“Anyone with the slightest interest in India or cows will find Narayan’s memoir, with its myriad insights, a delight.”
“The relationship that forms between Shoba Narayan and her milk lady is wildly funny, and completely real. It’s so rare to find friendships like this that cut across class.”
—Arun Venugopal, host of WNYC’s Micropolis
“Narayan imparts well-researched, intriguing, and sometimes humorous facts about the complex role of cows in Indian culture.”
—New York Journal of Books
“Shoba Narayan offers a surprisingly fresh understanding of everyday life in the land of the sacred cow, overflowing with the daily contradictions and ironies that India so richly offers up to the discerning eye, in a wonderfully eloquent generational saga, intertwined with milk, dung and Uber.”
—Raju Narisetti, CEO, Gizmodo, and former managing editor of The Washington Post

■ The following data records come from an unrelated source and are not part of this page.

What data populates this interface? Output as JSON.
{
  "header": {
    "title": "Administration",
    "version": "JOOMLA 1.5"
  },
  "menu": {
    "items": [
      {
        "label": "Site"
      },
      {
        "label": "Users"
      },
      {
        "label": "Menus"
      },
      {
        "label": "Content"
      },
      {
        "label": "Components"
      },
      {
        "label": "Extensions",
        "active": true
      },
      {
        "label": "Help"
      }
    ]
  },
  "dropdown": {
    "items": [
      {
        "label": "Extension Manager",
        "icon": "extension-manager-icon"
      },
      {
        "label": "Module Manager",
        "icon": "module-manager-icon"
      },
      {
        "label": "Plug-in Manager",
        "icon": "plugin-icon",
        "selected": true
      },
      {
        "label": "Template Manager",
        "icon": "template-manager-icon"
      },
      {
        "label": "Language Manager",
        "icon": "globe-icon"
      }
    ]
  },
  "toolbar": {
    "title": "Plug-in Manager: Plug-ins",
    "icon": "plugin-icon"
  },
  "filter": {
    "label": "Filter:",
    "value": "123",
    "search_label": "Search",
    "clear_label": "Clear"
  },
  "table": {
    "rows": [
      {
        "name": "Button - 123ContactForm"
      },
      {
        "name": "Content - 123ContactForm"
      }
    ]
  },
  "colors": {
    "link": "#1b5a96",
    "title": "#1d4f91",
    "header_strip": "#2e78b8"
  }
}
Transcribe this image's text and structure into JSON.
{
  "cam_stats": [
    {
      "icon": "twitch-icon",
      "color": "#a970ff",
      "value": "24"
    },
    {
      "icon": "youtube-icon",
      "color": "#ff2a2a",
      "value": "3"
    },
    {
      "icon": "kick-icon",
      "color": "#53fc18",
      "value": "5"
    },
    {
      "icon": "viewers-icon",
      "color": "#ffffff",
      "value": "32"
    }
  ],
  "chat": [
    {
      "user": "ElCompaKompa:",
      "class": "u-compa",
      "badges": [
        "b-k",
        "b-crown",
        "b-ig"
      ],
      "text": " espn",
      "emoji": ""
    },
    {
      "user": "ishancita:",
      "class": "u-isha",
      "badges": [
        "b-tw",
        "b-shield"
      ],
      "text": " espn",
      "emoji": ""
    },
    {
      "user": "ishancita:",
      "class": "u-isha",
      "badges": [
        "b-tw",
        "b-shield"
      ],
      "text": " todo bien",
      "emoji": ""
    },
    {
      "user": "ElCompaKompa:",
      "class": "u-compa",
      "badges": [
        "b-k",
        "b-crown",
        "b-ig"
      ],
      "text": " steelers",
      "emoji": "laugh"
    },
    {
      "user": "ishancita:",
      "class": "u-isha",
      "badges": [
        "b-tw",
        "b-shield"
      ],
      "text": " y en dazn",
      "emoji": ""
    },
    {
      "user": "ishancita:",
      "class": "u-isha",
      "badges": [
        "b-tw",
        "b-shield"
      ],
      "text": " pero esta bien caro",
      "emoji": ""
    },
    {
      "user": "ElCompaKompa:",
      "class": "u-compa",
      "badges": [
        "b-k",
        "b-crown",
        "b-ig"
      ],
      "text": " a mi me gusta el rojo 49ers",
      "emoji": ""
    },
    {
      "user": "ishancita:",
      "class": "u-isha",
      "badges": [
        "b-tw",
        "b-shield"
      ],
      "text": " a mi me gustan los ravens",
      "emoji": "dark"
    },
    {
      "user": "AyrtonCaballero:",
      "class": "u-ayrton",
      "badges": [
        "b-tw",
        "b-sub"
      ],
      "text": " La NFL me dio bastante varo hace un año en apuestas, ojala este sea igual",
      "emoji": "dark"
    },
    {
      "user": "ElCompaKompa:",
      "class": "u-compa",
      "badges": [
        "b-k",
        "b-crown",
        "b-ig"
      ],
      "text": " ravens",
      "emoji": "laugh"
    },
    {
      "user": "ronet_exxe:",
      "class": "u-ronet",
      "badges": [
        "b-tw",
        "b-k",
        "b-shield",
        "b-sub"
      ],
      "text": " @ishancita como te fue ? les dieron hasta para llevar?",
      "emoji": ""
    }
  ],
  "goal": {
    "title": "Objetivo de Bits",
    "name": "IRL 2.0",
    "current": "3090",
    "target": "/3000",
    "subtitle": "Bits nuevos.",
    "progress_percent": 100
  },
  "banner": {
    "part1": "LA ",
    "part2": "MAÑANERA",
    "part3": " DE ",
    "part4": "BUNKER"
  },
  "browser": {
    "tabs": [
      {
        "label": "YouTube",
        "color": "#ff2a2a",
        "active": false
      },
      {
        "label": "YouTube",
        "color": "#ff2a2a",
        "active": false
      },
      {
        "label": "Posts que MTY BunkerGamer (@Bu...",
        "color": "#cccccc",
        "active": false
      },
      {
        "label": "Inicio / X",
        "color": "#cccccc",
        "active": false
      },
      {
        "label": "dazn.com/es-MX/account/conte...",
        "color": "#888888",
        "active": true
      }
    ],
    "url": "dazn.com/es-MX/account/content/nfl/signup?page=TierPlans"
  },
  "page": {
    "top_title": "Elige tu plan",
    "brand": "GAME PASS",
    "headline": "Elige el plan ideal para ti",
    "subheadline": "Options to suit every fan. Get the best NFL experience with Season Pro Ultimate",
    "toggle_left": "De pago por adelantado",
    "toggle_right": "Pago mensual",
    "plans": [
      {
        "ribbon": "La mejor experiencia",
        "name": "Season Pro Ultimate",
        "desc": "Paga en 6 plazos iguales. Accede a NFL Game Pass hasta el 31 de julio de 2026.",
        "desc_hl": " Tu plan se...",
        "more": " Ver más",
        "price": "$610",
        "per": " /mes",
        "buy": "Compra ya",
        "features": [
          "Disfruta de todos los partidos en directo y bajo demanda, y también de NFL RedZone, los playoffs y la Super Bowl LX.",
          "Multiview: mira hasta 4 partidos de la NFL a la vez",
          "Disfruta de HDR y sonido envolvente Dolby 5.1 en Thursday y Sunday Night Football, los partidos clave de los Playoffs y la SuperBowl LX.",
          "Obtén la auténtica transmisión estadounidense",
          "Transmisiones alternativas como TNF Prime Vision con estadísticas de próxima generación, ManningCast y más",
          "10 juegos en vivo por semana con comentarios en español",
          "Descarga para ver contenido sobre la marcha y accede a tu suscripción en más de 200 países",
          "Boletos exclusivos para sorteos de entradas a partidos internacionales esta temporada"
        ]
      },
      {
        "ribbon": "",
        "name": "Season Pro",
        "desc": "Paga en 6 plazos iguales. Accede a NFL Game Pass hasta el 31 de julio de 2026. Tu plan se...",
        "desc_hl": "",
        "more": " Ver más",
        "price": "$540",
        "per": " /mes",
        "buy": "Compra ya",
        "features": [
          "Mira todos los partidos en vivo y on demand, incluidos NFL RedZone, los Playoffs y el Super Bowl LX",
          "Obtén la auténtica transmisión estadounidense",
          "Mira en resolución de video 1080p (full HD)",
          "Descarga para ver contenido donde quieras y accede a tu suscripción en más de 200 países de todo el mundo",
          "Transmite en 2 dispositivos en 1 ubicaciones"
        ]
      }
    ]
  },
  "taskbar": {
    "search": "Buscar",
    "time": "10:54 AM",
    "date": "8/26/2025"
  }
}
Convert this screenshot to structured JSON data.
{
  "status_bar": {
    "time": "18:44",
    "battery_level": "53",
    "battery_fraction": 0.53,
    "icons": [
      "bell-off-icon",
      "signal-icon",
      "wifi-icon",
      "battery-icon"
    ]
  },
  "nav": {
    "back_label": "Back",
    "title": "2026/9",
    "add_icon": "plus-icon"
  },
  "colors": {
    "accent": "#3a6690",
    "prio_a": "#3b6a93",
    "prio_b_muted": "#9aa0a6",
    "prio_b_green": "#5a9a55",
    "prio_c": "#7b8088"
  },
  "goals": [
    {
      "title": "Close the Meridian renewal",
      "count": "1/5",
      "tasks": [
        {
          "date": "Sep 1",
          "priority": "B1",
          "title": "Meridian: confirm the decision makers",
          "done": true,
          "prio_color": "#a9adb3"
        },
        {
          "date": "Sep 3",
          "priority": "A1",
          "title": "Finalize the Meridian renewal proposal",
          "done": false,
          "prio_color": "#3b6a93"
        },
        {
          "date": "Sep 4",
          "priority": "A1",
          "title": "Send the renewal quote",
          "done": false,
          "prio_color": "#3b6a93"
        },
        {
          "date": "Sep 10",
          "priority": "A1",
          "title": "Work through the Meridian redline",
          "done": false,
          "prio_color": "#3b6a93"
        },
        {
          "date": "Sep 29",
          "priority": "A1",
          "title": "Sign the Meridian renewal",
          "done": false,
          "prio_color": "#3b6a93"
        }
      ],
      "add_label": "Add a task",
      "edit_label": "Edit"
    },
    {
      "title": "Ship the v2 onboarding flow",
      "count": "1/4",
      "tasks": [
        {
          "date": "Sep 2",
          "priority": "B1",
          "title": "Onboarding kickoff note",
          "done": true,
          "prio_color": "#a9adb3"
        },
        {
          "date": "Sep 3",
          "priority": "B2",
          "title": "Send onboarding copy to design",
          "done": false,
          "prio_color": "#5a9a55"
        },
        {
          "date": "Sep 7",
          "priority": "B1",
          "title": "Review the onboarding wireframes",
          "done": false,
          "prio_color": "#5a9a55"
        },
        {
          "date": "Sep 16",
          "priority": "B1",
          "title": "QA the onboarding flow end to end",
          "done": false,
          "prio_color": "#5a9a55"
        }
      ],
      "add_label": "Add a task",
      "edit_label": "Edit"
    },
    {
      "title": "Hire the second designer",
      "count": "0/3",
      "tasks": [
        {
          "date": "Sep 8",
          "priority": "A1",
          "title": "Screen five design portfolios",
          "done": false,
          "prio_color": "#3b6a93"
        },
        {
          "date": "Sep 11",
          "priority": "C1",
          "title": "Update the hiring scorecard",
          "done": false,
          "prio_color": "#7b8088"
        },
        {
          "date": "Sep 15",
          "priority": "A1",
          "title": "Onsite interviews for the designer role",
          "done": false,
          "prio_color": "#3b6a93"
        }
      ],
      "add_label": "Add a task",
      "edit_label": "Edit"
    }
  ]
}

When the author Shoba moves back to Bangalore from Manhattan with her family, she befriends the woman she buys fresh milk from every day. Over time the two—from vastly different backgrounds—bond over not only cows but also family, food, and life.
When Shoba agrees to buy the woman a new cow (why not, she needs one and Shoba can afford it), they set out looking for just the right candidate. What was at first a simple economic transaction becomes much more complicated—though never without a hint of slapstick. When Shoba starts dreaming of cows, a little ayurvedic medicine is in order (cow urine tablets, anyone?). When Shoba offers her neighbours fresh cow’s milk, we learn about the uses of milk in our culture. When Shoba wants a cow to bless her house, the spiritual and historical role the animal plays in India is explored. And when the newly purchased cow has a male calf, Shoba must find it shelter.
In this delightful true story, readers are treated to an insider’s point of view of India and the special place cows hold here. Equally, The Cows of Bangalore offers a window into our universal connection with food and its sources, the intricacies of female friendship, and our relationship with all creatures great and small.
Shoba Narayan writes about food, travel, fashion, art, and culture for many publications, including Condé Nast Traveler, the Financial Times, the New York Times, and Saveur. Her column for Mint Lounge ran weekly and she was previously the Hinduism columnist for Beliefnet.com. Her commentaries have aired on NPR’s All Things Considered. Shoba lives in Bengaluru with her family.
This is a delightful journey through cultural conventions and female friendship, which also informs the readers about the spiritual and historical part that cows play in India; an easy read which presents a fully formed picture of modern India.
With relevance of COWS everywhere in India, this book is a riot.